Marina Terkourafi (University of Illinois at Urbana-Champaign)
Robert E. Vann (Western Michigan University)
Location: IMU Solarium
Date: Friday 24 February 2012
Contact: Deidre Redmond
This conference is sponsored by the University Graduate School and other participating departments and is FREE to all IU graduate students. Registration is not required. In order to participate in the complimentary lunch you must RSVP by Friday, February 17th, 2012 to firstname.lastname@example.org with your name, department, and year in your program. There is limited seating for lunch.
Indiana University's 17th Annual Preparing Future Faculty (PFF) Graduate Conference is a one-day event designed to provide graduate students from all disciplines and at all phases of their educations with important information about preparing for their future academic careers.
The program consists of the following four sessions:
(1) Career Options, Responsibilities, and Rewards. Four panelists will discuss the career options that are available for PhD recipients.
(2) Developing a Professional Record of Research, Teaching, and Service. Panelists will discuss the aspects of potential faculty records that are appealing to members of search committees. Experts will address how graduate students can develop different aspects of their records.
(3) Teaching Is/As Brain Surgery. This panel will take an in-depth look at teaching and learning. Designed to help graduate students improve their teaching techniques, this panel will address what we as instructors need to know about this generation of college students.
(4) Navigating the Job Market.

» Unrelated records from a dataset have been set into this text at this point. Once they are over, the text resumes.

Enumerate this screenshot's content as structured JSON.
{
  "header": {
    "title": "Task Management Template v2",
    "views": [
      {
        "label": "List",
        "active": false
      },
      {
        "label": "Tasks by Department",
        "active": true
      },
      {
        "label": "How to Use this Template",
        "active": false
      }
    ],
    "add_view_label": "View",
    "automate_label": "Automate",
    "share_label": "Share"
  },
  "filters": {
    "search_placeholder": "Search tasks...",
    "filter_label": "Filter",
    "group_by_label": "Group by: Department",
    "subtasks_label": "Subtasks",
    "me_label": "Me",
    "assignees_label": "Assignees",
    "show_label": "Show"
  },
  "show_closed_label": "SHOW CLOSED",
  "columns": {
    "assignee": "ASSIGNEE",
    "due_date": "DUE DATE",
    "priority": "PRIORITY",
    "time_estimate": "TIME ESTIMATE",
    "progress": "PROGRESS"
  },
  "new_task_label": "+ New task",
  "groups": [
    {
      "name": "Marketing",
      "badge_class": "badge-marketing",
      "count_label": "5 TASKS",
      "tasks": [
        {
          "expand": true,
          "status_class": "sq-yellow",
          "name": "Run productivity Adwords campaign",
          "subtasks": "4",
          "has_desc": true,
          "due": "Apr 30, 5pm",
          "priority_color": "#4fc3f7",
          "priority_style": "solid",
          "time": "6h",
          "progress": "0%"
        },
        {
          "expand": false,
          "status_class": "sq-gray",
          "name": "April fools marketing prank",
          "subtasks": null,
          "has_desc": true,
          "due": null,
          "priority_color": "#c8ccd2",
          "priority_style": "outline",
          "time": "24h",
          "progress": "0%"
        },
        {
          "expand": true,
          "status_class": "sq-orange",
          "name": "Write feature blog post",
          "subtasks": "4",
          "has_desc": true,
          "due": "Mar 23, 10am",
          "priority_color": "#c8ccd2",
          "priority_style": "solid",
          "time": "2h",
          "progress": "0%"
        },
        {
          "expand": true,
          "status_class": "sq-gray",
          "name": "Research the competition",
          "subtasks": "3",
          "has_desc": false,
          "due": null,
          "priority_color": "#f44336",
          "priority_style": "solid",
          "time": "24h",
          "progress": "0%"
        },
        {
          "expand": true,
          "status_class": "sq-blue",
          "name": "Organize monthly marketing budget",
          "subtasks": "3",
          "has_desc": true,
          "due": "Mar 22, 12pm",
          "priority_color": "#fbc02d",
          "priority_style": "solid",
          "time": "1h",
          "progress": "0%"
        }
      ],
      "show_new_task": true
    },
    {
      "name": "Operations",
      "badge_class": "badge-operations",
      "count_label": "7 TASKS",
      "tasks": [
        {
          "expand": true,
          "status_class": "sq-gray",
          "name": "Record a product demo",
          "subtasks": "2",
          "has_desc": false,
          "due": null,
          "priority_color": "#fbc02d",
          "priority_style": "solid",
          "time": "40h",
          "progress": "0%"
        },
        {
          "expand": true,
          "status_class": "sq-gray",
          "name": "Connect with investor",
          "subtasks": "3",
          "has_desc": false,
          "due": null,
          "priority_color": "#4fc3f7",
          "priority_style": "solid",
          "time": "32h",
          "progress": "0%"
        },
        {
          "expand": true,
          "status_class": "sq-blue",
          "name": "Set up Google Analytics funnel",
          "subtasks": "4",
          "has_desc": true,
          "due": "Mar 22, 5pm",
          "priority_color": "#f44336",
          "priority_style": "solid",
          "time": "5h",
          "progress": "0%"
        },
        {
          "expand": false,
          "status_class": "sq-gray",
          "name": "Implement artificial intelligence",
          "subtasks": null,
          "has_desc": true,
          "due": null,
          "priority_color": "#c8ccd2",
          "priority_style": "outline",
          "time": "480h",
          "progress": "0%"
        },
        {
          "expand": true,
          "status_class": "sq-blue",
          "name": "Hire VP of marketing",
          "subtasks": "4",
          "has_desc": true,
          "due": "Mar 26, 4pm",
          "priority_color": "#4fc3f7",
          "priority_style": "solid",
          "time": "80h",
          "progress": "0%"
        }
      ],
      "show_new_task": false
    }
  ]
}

Panelists will discuss the qualities of successful candidates at different colleges and universities. This session will address the details of being on the job market; more specifically, panelists who have served on search committees will provide insider perspectives about faculty visits. This session will also provide an insider perspective on successful interviewing.
Many conferences of interest to IU Linguists can be found on the Linguist List Calls and Conferences page. Our own page for such announcements is undergoing revisions and will be linked shortly.Back to contents list
Fall Semester Reading Groups
ABSTRACT: We develop a system for predicting the level of language learners, using only a small amount of targeted language data. In particular, we focus on learners of Hebrew and predict level based on placement exam exercises. As will be the case for many language teaching situations, a major problem is data sparsity, which we account for in our feature selection, choice of learning algorithm, and in the way we break down the problem. Specifically, we define a two-phase classification process, isolating individual errors and linguistic constructions which are then aggregated into a second phase; such a two-step process allows for easy integration of other exercises and features in the future. The aggregation of information also allows us to smooth over sparse features.
|28 February||Tony Meyer, Sandra Kübler, & Markus Dickinson|
|6 March||Scott Ledbetter|
|20 March||Rehj Cantrell|
|27 March||Shahab Khan|
|3 April||Wren Thornton|
|17 April||Levi King|
Contact: Stuart Davis
Anyone interested in participating in a reading group this semester on Korean phonology should contact Stuart Davis (email@example.com).